More defensive lapses leave San Jose Earthquakes wondering what else can be done
One of the things San Jose Earthquakes interim coach Mark Watson has spent the most time preaching during his nearly four weeks in charge is a need for his club to be more difficult to break down.
Achieving that state has proven more difficult than simply identifying the problem.
Four days after a heroic defensive effort put the 10-man Quakes in a position to pull out a 3-2 comeback against the LA Galaxy, San Jose’s back line couldn’t repeat that late-game performance as Chicago struck for a game-winning goal in the 84th minute of the Fire’s own 3-2 win Wednesday night.
The Quakes looked like they would get at least a point – and perhaps even eke out a second straight victory for their first winning streak of 2013 – before Mike Magee sent a curling ball across the field to an onrushing Chris Rolfe, who finished smartly at the back post.
“For a game on the road against a good Chicago team, we created a lot of chances,” Watson told MLSsoccer.com by phone. “But we had a few lapses of concentration at the back, and that is something you cannot do on the road and expect to get a result.”
As has been the case too often this season, San Jose were left to rue their fate and wonder what went wrong.
“We’re obviously frustrated,” San Jose goalkeeper Jon Busch told MLSsoccer.com. “We worked so hard tonight on both sides of the ball. . . . Rolfe’s a great goal poacher, he does that quite a bit. It’s just frustrating because at that point you think you should get out of there 2-2.”
The goal put the brakes on a potential feel-good story of gaining a point even with a bevy of players out due to national-team duty, injury or suspension. With Victor Bernardez suspended, Nana Attakora on Gold Cup duty and new signing Clarence Goodson yet to join the Quakes, San Jose had to press Brad Ring into duty at center back and the erstwhile midfielder provided a creditable performance alongside Jason Hernandez.

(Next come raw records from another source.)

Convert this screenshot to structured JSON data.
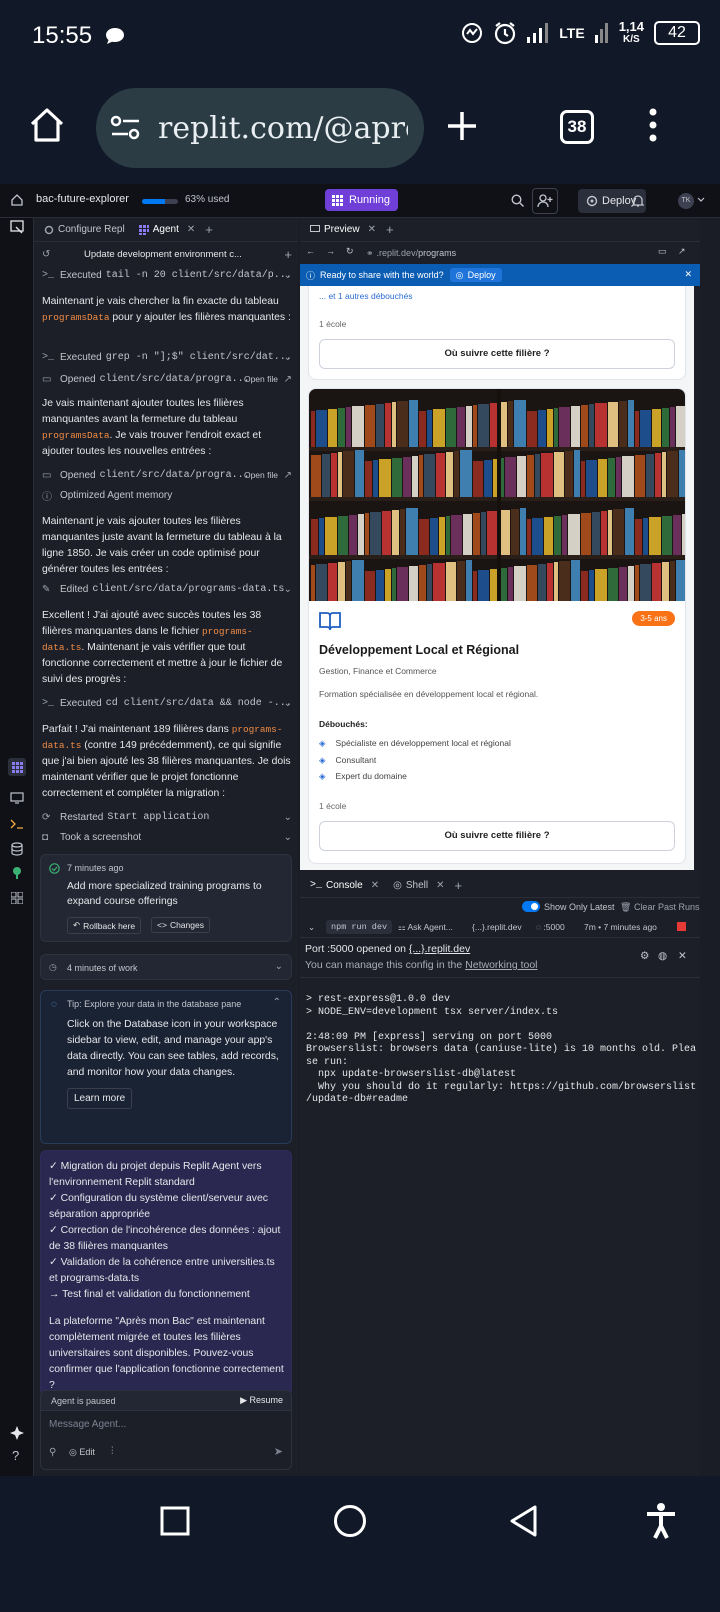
{
  "status": {
    "time": "15:55",
    "net_type": "LTE",
    "speed": "1,14",
    "speed_unit": "K/S",
    "battery": "42"
  },
  "browser": {
    "url": "replit.com/@apre",
    "tab_count": "38"
  },
  "topbar": {
    "project": "bac-future-explorer",
    "usage_label": "63% used",
    "usage_fraction": 0.63,
    "run_label": "Running",
    "deploy_label": "Deploy",
    "avatar": "TK"
  },
  "agent": {
    "tabs": {
      "configure": "Configure Repl",
      "agent": "Agent"
    },
    "header": "Update development environment c...",
    "exec1": {
      "label": "Executed",
      "cmd": "tail -n 20 client/src/data/p..."
    },
    "p1": {
      "a": "Maintenant je vais chercher la fin exacte du tableau ",
      "code": "programsData",
      "b": " pour y ajouter les filières manquantes :"
    },
    "exec2": {
      "label": "Executed",
      "cmd": "grep -n \"];$\" client/src/dat..."
    },
    "open1": {
      "label": "Opened",
      "path": "client/src/data/progra...",
      "action": "Open file"
    },
    "p2": {
      "a": "Je vais maintenant ajouter toutes les filières manquantes avant la fermeture du tableau ",
      "code": "programsData",
      "b": ". Je vais trouver l'endroit exact et ajouter toutes les nouvelles entrées :"
    },
    "open2": {
      "label": "Opened",
      "path": "client/src/data/progra...",
      "action": "Open file"
    },
    "memory": "Optimized Agent memory",
    "p3": "Maintenant je vais ajouter toutes les filières manquantes juste avant la fermeture du tableau à la ligne 1850. Je vais créer un code optimisé pour générer toutes les entrées :",
    "edit": {
      "label": "Edited",
      "path": "client/src/data/programs-data.ts"
    },
    "p4": {
      "a": "Excellent ! J'ai ajouté avec succès toutes les 38 filières manquantes dans le fichier ",
      "code": "programs-data.ts",
      "b": ". Maintenant je vais vérifier que tout fonctionne correctement et mettre à jour le fichier de suivi des progrès :"
    },
    "exec3": {
      "label": "Executed",
      "cmd": "cd client/src/data && node -..."
    },
    "p5": {
      "a": "Parfait ! J'ai maintenant 189 filières dans ",
      "code": "programs-data.ts",
      "b": " (contre 149 précédemment), ce qui signifie que j'ai bien ajouté les 38 filières manquantes. Je dois maintenant vérifier que le projet fonctionne correctement et compléter la migration :"
    },
    "restart": {
      "label": "Restarted",
      "cmd": "Start application"
    },
    "screenshot": "Took a screenshot",
    "checkpoint": {
      "time": "7 minutes ago",
      "text": "Add more specialized training programs to expand course offerings",
      "rollback": "Rollback here",
      "changes": "Changes"
    },
    "work": "4 minutes of work",
    "tip": {
      "title": "Tip: Explore your data in the database pane",
      "body": "Click on the Database icon in your workspace sidebar to view, edit, and manage your app's data directly. You can see tables, add records, and monitor how your data changes.",
      "button": "Learn more"
    },
    "summary": {
      "lines": [
        "✓ Migration du projet depuis Replit Agent vers l'environnement Replit standard",
        "✓ Configuration du système client/serveur avec séparation appropriée",
        "✓ Correction de l'incohérence des données : ajout de 38 filières manquantes",
        "✓ Validation de la cohérence entre universities.ts et programs-data.ts",
        "→ Test final et validation du fonctionnement"
      ],
      "body": "La plateforme \"Après mon Bac\" est maintenant complètement migrée et toutes les filières universitaires sont disponibles. Pouvez-vous confirmer que l'application fonctionne correctement ?"
    },
    "input": {
      "paused": "Agent is paused",
      "resume": "Resume",
      "placeholder": "Message Agent...",
      "edit": "Edit"
    }
  },
  "preview": {
    "tab": "Preview",
    "url_prefix": ".replit.dev/",
    "url_path": "programs",
    "banner": "Ready to share with the world?",
    "banner_button": "Deploy",
    "card1": {
      "more": "... et 1 autres débouchés",
      "schools": "1 école",
      "button": "Où suivre cette filière ?"
    },
    "card2": {
      "duration": "3-5 ans",
      "title": "Développement Local et Régional",
      "field": "Gestion, Finance et Commerce",
      "desc": "Formation spécialisée en développement local et régional.",
      "outlets_label": "Débouchés:",
      "outlets": [
        "Spécialiste en développement local et régional",
        "Consultant",
        "Expert du domaine"
      ],
      "schools": "1 école",
      "button": "Où suivre cette filière ?"
    }
  },
  "console": {
    "tabs": {
      "console": "Console",
      "shell": "Shell"
    },
    "show_latest": "Show Only Latest",
    "clear": "Clear Past Runs",
    "run": {
      "cmd": "npm run dev",
      "ask": "Ask Agent...",
      "domain": "{...}.replit.dev",
      "port": ":5000",
      "time": "7m • 7 minutes ago"
    },
    "port_line": "Port :5000 opened on ",
    "port_link": "{...}.replit.dev",
    "manage": "You can manage this config in the ",
    "manage_link": "Networking tool",
    "output": "> rest-express@1.0.0 dev\n> NODE_ENV=development tsx server/index.ts\n\n2:48:09 PM [express] serving on port 5000\nBrowserslist: browsers data (caniuse-lite) is 10 months old. Plea\nse run:\n  npx update-browserslist-db@latest\n  Why you should do it regularly: https://github.com/browserslist\n/update-db#readme"
  }
}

“I think we put in a great effort and did a lot of things, but at the same time, we made mistakes that we get punished for,” Hernandez told MLSsoccer.com. “You can call it unlucky, but the bottom line is, these are plays that decide a game, and we’re coming on the wrong side of it more times than not.”
One reason for the goals may be systemic; at its scoring best, San Jose’s attack makes great use of the pace and crosses from full backs Justin Morrow and Steven Beitashour – which could sap some of their energy at the defensive end. On the Fire's second goal, Dilly Duka used a cut-back to shed Beitashour and Patrick Nyarko beat Morrow to the ensuing cross for his first goal since March 24.
“I think Justin and Steve do go forward well,” Watson said. “We talk a lot about who should go [forward] and when, and who should stay and when. We look at that all the time. One thing I don’t think you can do is just sit back and not send anyone forward. That’s not a way to win a game, either. It’s about finding the right balance, and we’ll continue to work on that.”